This research is contrary to several longitudinal studies that suggested a connection between e-cigarette adoption and later cigarette smoking among adolescents.

Using a time series analysis approach to avoid self-selection bias, the study measured the gateway effect of vaping among young people by examining the association between the prevalence of e-cigarette use among and uptake of smoking among young adults generally, including among non-smokers. The researched proposed that if such a gateway effect existed, it should be reflected in a population-wide change in the prevalence of smoking uptake when the prevalence of vaping changed. Conversely, in the absence of a gateway effect, changes in e-cigarette prevalence should not be associated with changes in smoking uptake among young adults.

The current study found no statistically significant association between vaping and ever having smoked regularly among those aged 16 to 24. According to lead author Dr. Emma Beard, “These findings suggest that the large gateway effects reported in previous studies can be ruled out, particularly among those aged 18 to 24. However, we cannot rule out a smaller gateway effect and we did not study younger age groups. If the upper estimates are true, we would estimate that of the 74 thousand e-cigarette users aged 16 to 17 in England, around 7 thousand would become ever regular smokers as a consequence of e-cigarette use. At the same time, approximately 50 thousand smokers are estimated to quit per year as a consequence of e-cigarette use.”

This study is important given the conflicting information available according to senior author, Professor Lion Shahab, “These findings are important given the contrasting advice given by health bodies and governments in different countries. Research to date supports the argument that e-cigarettes are less harmful than tobacco and help smokers to stop smoking. Although some harm from vaping relative to never vaping cannot be ruled out, this study suggests there is little evidence of a substantial gateway effect into smoking.”

This study appeared in the journal Addiction

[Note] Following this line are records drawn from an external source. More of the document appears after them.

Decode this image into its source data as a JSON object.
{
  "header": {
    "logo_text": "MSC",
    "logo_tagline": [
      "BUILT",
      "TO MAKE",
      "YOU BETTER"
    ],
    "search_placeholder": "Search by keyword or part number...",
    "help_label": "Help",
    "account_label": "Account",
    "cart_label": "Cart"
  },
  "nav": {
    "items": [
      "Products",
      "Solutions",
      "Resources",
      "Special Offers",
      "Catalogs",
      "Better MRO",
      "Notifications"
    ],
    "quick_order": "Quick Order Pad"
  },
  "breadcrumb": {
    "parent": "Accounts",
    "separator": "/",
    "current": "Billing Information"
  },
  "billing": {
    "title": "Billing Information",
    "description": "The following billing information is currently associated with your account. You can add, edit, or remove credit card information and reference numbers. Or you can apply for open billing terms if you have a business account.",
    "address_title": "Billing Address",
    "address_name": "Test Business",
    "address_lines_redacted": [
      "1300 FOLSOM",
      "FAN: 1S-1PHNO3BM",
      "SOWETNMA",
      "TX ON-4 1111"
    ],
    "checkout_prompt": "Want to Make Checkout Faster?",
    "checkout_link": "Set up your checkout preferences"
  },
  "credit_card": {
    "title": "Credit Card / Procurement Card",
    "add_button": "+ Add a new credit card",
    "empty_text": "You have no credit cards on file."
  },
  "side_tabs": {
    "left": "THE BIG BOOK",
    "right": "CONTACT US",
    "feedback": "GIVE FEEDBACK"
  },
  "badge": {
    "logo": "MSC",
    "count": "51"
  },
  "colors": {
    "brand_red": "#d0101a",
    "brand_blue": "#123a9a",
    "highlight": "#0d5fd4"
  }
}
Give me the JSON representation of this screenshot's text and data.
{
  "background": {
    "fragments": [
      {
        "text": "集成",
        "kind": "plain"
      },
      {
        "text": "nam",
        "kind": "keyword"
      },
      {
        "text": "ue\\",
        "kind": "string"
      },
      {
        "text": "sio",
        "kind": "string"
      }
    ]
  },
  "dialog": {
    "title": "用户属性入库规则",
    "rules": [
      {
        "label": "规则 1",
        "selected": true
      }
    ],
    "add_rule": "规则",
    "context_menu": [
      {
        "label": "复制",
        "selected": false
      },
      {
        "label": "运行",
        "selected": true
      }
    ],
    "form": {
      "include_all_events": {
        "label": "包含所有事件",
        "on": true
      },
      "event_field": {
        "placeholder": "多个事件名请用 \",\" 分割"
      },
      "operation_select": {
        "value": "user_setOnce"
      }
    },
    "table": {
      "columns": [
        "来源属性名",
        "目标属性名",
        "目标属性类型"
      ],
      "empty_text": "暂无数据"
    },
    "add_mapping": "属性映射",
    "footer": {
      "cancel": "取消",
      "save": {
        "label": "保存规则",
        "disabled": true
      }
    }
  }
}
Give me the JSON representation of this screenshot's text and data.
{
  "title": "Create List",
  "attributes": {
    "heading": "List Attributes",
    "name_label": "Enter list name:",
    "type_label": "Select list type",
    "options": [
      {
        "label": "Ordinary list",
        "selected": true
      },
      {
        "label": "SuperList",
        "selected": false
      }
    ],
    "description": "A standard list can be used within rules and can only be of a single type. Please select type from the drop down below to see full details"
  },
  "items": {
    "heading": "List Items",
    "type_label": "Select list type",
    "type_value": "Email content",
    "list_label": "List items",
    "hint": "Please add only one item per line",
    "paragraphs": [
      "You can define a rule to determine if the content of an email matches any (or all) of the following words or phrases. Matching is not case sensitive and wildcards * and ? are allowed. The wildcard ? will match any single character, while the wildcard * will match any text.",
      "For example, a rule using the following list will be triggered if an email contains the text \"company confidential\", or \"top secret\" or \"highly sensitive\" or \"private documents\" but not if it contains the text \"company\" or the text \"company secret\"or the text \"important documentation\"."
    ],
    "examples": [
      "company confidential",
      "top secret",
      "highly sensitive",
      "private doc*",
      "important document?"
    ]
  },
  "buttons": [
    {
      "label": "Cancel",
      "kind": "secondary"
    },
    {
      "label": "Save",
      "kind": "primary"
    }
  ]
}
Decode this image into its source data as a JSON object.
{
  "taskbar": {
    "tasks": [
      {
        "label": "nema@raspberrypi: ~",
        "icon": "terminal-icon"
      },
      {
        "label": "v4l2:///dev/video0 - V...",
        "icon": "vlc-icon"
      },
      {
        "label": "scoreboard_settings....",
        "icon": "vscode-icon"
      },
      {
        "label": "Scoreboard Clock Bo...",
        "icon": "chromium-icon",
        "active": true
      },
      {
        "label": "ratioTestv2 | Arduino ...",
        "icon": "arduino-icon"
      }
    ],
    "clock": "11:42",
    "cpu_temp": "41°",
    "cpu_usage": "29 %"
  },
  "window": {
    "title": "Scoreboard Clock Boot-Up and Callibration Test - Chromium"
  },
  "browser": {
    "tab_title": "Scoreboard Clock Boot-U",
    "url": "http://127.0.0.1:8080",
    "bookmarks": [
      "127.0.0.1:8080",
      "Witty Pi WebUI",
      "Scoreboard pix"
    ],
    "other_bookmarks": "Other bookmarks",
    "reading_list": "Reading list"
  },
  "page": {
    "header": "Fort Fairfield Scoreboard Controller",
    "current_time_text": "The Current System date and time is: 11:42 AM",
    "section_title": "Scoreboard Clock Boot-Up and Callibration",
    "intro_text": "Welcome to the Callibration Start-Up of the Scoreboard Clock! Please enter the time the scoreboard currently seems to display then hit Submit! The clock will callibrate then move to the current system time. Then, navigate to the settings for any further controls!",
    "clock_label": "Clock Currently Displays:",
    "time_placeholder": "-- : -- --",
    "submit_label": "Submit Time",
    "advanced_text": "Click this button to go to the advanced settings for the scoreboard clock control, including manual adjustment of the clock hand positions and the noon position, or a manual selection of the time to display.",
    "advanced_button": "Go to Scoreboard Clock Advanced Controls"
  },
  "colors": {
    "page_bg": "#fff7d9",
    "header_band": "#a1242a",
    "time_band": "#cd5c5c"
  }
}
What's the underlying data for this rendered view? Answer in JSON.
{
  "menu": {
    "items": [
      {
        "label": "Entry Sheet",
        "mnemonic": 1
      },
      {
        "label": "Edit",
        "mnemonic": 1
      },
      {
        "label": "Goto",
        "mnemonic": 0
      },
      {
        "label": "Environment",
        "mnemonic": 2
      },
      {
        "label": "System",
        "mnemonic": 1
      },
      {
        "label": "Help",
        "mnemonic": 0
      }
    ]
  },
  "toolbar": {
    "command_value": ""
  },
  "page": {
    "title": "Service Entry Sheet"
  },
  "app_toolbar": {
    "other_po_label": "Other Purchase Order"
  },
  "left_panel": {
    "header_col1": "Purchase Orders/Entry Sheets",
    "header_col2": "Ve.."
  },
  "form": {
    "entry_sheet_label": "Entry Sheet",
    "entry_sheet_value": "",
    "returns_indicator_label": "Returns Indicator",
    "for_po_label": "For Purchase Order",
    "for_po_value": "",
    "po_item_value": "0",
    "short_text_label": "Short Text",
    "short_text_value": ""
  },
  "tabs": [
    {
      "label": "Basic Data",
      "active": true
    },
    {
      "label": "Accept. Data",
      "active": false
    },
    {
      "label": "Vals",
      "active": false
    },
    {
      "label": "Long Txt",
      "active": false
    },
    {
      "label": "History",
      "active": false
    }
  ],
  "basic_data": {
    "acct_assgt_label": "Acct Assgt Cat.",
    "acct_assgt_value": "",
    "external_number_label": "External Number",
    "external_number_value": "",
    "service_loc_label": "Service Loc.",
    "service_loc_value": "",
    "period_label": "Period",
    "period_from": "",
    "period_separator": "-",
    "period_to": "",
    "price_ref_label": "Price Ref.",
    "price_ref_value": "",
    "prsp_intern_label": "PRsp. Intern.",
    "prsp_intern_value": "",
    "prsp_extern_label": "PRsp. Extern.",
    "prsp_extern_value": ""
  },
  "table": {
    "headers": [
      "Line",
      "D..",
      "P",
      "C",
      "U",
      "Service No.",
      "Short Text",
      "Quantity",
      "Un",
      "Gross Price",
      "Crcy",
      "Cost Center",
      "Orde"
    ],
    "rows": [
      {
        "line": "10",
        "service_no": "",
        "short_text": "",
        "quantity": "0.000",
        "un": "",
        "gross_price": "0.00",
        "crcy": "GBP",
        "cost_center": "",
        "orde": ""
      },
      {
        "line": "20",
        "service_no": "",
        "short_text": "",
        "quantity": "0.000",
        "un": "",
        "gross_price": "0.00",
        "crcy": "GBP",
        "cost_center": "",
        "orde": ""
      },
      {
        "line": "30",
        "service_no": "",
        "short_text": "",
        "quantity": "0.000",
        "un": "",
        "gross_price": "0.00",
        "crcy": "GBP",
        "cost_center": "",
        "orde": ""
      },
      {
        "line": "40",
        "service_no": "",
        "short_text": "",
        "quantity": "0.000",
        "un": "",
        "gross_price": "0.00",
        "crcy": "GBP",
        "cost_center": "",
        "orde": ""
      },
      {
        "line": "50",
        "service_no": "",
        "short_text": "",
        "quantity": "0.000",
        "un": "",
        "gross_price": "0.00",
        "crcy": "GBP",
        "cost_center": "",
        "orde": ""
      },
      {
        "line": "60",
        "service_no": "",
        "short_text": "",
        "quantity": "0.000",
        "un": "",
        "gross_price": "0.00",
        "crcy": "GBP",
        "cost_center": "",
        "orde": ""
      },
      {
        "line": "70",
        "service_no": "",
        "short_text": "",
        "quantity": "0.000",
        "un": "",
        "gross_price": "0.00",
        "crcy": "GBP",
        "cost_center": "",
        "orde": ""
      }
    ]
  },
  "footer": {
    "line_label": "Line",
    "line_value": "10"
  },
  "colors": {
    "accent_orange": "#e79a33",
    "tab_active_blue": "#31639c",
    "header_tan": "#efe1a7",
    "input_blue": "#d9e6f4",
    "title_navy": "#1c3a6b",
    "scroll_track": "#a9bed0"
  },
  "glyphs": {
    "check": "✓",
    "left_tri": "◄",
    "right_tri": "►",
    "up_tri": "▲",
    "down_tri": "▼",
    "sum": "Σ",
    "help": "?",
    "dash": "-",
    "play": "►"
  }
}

Beard E, Brown J, Shahab L (2022) Association of quarterly prevalence of e-cigarette use with ever regular smoking among young adults in England: a time series analysis between 2007 and 2018. Addiction.